## [REQUIRED ACTION]
Return all of the data verbatim, dropping any picture.

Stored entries
--------------------------------

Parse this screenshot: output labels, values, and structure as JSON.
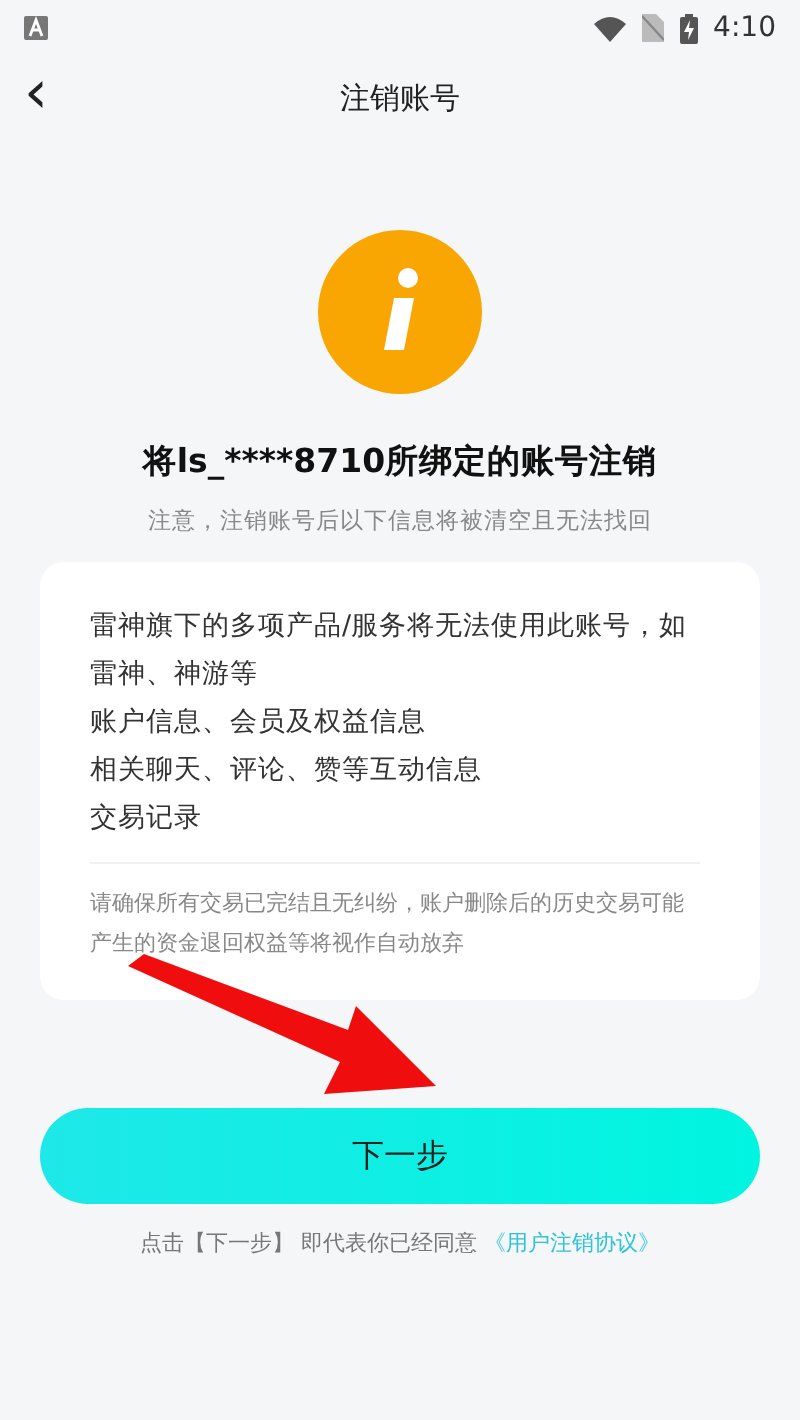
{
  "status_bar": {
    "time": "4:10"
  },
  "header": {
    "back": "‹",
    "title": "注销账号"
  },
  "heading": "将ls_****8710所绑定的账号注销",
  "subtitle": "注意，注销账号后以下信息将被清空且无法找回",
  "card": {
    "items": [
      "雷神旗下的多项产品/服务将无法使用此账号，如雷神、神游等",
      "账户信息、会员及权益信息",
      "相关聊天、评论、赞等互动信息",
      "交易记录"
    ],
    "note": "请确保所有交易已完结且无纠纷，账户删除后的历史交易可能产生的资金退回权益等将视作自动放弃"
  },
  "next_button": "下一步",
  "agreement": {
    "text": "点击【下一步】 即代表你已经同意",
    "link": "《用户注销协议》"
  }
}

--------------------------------

## [PROBLEM SOLUTION]
Parse this screenshot: output labels, values, and structure as JSON.
{
  "status_bar": {
    "time": "4:10"
  },
  "header": {
    "back": "‹",
    "title": "注销账号"
  },
  "heading": "将ls_****8710所绑定的账号注销",
  "subtitle": "注意，注销账号后以下信息将被清空且无法找回",
  "card": {
    "items": [
      "雷神旗下的多项产品/服务将无法使用此账号，如雷神、神游等",
      "账户信息、会员及权益信息",
      "相关聊天、评论、赞等互动信息",
      "交易记录"
    ],
    "note": "请确保所有交易已完结且无纠纷，账户删除后的历史交易可能产生的资金退回权益等将视作自动放弃"
  },
  "next_button": "下一步",
  "agreement": {
    "text": "点击【下一步】 即代表你已经同意",
    "link": "《用户注销协议》"
  }
}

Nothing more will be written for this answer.